New non-profit provides long needed vet care to Alaska's rural pets


While human health care has made huge strides in Alaska’s remote communities, veterinary care for the animals there can be non-existent.  Because of this, few if any animals are ever spayed or neutered, and many have never had vaccinations.  Alaska Rural Veterinary Outreach, Inc., (ARVO), is a new non-profit organization whose mission is to remedy these problems by bringing veterinary services to these villages.

One recent event was a two-day clinic in Nondalton, held on May 19 & 20, where nearly 30 dogs were able to receive needed veterinary services.  Fourteen of the dogs were spayed or neutered, while another 14 received deworming and vaccines, including rabies.

The all-volunteer veterinary team for the Nondalton clinic consisted of Dr. Jon Basler, Dr. Alice Velsko, and Technician Jamie Blakeslee, all of College Village Animal Clinic in Anchorage.   ARVO Founder and President Sally Clampitt and Project Coordinator Christine Witzmann also participated, handling the administrative work and support to the medical team.  

“Our community has needed this service for a very long time,” said Nondalton’s long-time Community Health Aide, Ron Lotsfeld.   “The ARVO team did a great job.  Their efforts will result in a healthier canine community here, and a more manageable dog population.  We hope they can do the same thing for many other villages.”  

“Reaching out to Alaska’s rural pets and their people is long overdue,” said Clampitt.  “We are just getting started, but have received requests for help from all across Alaska.”  With that much demand, Clampitt says their biggest challenge will be to come up with enough veterinarians and trained volunteers willing to donate their time, and sponsors who are willing to pick up the cost of the needed medications and supplies.  Clampitt added, “We are so grateful to Dr. Basler and his team - they did a great job!  And we enjoyed being able to help so many wonderful pet owners and dogs!”  

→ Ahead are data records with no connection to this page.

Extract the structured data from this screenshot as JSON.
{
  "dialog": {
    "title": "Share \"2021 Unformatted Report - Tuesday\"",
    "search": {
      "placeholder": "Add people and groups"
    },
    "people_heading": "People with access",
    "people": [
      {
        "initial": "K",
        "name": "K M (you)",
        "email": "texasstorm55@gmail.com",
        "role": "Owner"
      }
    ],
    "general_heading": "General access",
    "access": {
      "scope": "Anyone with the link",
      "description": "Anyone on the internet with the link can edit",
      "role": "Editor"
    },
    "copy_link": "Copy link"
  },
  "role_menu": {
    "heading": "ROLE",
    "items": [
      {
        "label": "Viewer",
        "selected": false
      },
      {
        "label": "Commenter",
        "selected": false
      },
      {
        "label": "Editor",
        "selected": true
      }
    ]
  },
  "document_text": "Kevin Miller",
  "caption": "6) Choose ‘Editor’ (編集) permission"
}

Extending veterinary care to Alaska’s rural communities will result in fewer unwanted litters and much healthier dogs.  It’s a huge undertaking, “ Clampitt says, “but I’m hoping there are enough people out there that see the need and are willing to join us and help support this very worthwhile effort.”  

To learn more about ARVO and how you can help, visit their website at


Attached:  (1) Photo of Dr. Jon Basler and Dr. Alice Velsko performing surgery in the “operating room” of the Community Center in Nondalton, Alaska.   (2) Photo of a caring pet owner with her dog in the recovery area after surgery.